Witty, performed with dash and style, and the tonic one needs these dismal days this off Broadway Revue was to have opened at the King’s Head Theatre, Islington, in March but lock down ended that. It now surfaces south of the river just as things seem to be taking a turn for the worse, a little late in the year at the Garden Theatre, while there are heaters above the stage, is in the Eagle’s back garden. It could have been naked boys shivering. But it is nothing of the kind. They are hot.
The show opened in New York in 1999 and was still running when the pandemic there forced closure.
It opens here as it means to continue – the cast really are naked. That could have been a case of revealing all too soon. In striptease the clothes are always a long time coming off, if, indeed, all of them do come off. But here you see the six as nature intended from the start. But what saves the day is there is more to it than that.
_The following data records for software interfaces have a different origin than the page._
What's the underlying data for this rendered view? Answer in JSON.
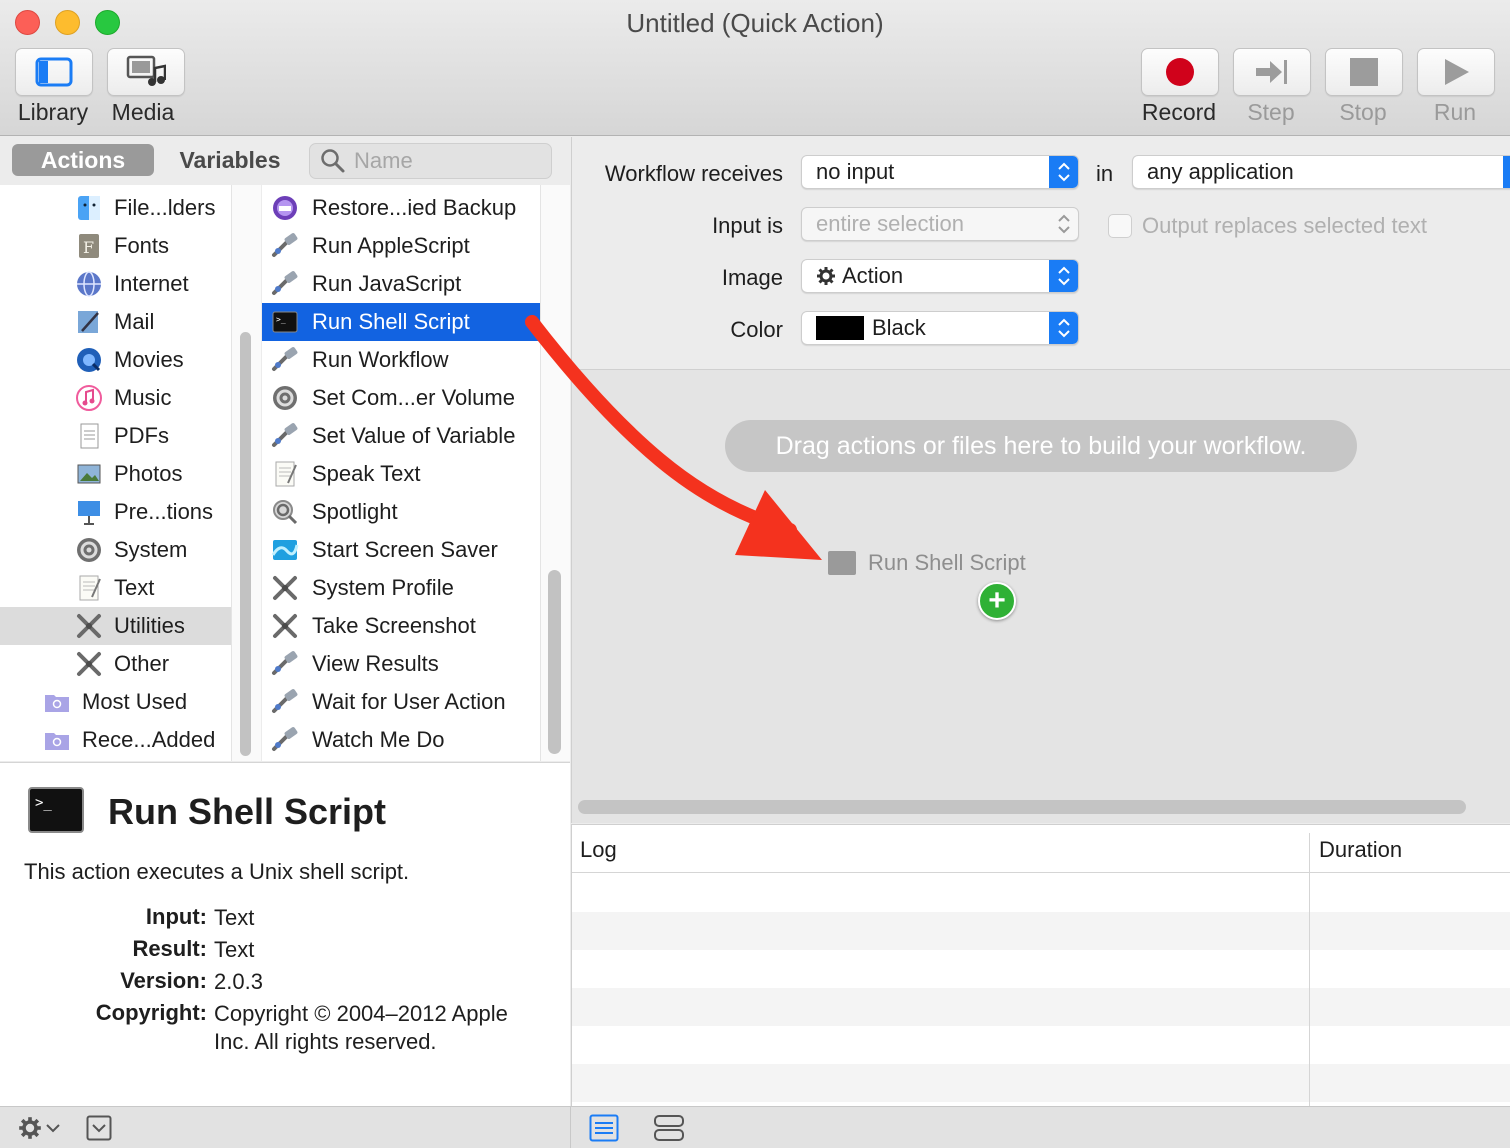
{
  "window": {
    "title": "Untitled (Quick Action)"
  },
  "toolbar": {
    "library_label": "Library",
    "media_label": "Media",
    "record_label": "Record",
    "step_label": "Step",
    "stop_label": "Stop",
    "run_label": "Run"
  },
  "tabs": {
    "actions": "Actions",
    "variables": "Variables"
  },
  "search": {
    "placeholder": "Name"
  },
  "categories": [
    {
      "label": "File...lders",
      "icon": "finder-icon"
    },
    {
      "label": "Fonts",
      "icon": "font-book-icon"
    },
    {
      "label": "Internet",
      "icon": "globe-icon"
    },
    {
      "label": "Mail",
      "icon": "mail-icon"
    },
    {
      "label": "Movies",
      "icon": "quicktime-icon"
    },
    {
      "label": "Music",
      "icon": "music-icon"
    },
    {
      "label": "PDFs",
      "icon": "pdf-icon"
    },
    {
      "label": "Photos",
      "icon": "photos-icon"
    },
    {
      "label": "Pre...tions",
      "icon": "keynote-icon"
    },
    {
      "label": "System",
      "icon": "system-gear-icon"
    },
    {
      "label": "Text",
      "icon": "text-icon"
    },
    {
      "label": "Utilities",
      "icon": "utilities-icon",
      "selected": true
    },
    {
      "label": "Other",
      "icon": "other-icon"
    },
    {
      "label": "Most Used",
      "icon": "smart-folder-icon"
    },
    {
      "label": "Rece...Added",
      "icon": "smart-folder-icon"
    }
  ],
  "actions": [
    {
      "label": "Restore...ied Backup",
      "icon": "time-machine-icon"
    },
    {
      "label": "Run AppleScript",
      "icon": "automator-icon"
    },
    {
      "label": "Run JavaScript",
      "icon": "automator-icon"
    },
    {
      "label": "Run Shell Script",
      "icon": "terminal-icon",
      "selected": true
    },
    {
      "label": "Run Workflow",
      "icon": "automator-icon"
    },
    {
      "label": "Set Com...er Volume",
      "icon": "system-gear-icon"
    },
    {
      "label": "Set Value of Variable",
      "icon": "automator-icon"
    },
    {
      "label": "Speak Text",
      "icon": "text-icon"
    },
    {
      "label": "Spotlight",
      "icon": "spotlight-icon"
    },
    {
      "label": "Start Screen Saver",
      "icon": "screen-saver-icon"
    },
    {
      "label": "System Profile",
      "icon": "utilities-icon"
    },
    {
      "label": "Take Screenshot",
      "icon": "utilities-icon"
    },
    {
      "label": "View Results",
      "icon": "automator-icon"
    },
    {
      "label": "Wait for User Action",
      "icon": "automator-icon"
    },
    {
      "label": "Watch Me Do",
      "icon": "automator-icon"
    }
  ],
  "description": {
    "title": "Run Shell Script",
    "text": "This action executes a Unix shell script.",
    "input_key": "Input:",
    "input_val": "Text",
    "result_key": "Result:",
    "result_val": "Text",
    "version_key": "Version:",
    "version_val": "2.0.3",
    "copyright_key": "Copyright:",
    "copyright_val": "Copyright © 2004–2012 Apple Inc.  All rights reserved."
  },
  "config": {
    "receives_label": "Workflow receives",
    "receives_value": "no input",
    "in_label": "in",
    "app_value": "any application",
    "input_is_label": "Input is",
    "input_is_value": "entire selection",
    "output_replaces_label": "Output replaces selected text",
    "image_label": "Image",
    "image_value": "Action",
    "color_label": "Color",
    "color_value": "Black",
    "color_swatch": "#000000"
  },
  "canvas": {
    "hint": "Drag actions or files here to build your workflow.",
    "drag_label": "Run Shell Script",
    "plus": "+"
  },
  "log": {
    "log_col": "Log",
    "duration_col": "Duration"
  },
  "colors": {
    "selection": "#1263e1",
    "accent": "#1a7cf5",
    "arrow": "#f4321e",
    "record": "#d0021b",
    "add": "#2fb135"
  }
}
What follows is a revue about being naked, about love, lust, men in the gym, blokes in the showers, falling in love, and out of it, getting certain bits removed, making a career in porn, and being a cleaner who cleans with no clothes on, boys doing jobs they enjoy doing – and other things – no matter what people may think.
The 15 songs songs are tuneful, the lyrics – they are the work of a host of writers – sharp and to the point, and the fact that the six young players under Carole Todd’s direction have grasped what is required of revue artists – you play it straight, get the words across, and give every impression of enjoying what you are doing and at the same time invite the audience to share that enjoyment – is why it is so good. What could have been arch and smutty is funny and risque.
These days with pubs closing at 10pm what probably should be a late night after dinner romp has to open at 8.30pm. The next 70 minutes on press night were a joy and the nudity had nothing to do with it. Naked men on stage these days is commonplace stuff after all. It was the performances and the material that one enjoyed. The six boys are every bit as sexy and brazen as the Queens in Six and the show rivals that West End and world wide hit in the pleasure it gives. Picking out individual performers seems invidious as what follows is an ensemble piece in which each boy gets his chance to shine and seizes it. The athletic choreography devised by their director is stunning, and they can all sing.
Camp, but clever, it contains nothing that would cause Aunt Edna to blush, and deserves to run and run. It would be nice to think that twenty years hence there were naked boys, who do put some clothes on from time to time, singing still in a theatre somewhere in the West End.
Liam Asplen; Nick Brittain; Daniel Ghezzi; Kane Hoad; Daniel Noah; Jensen Tudtud.
Carole Todd: Director and Choreographer.
Musical Director: Aaron Clingham.
Lighting: Richard Lambert.
Assistant Director: William Spencer.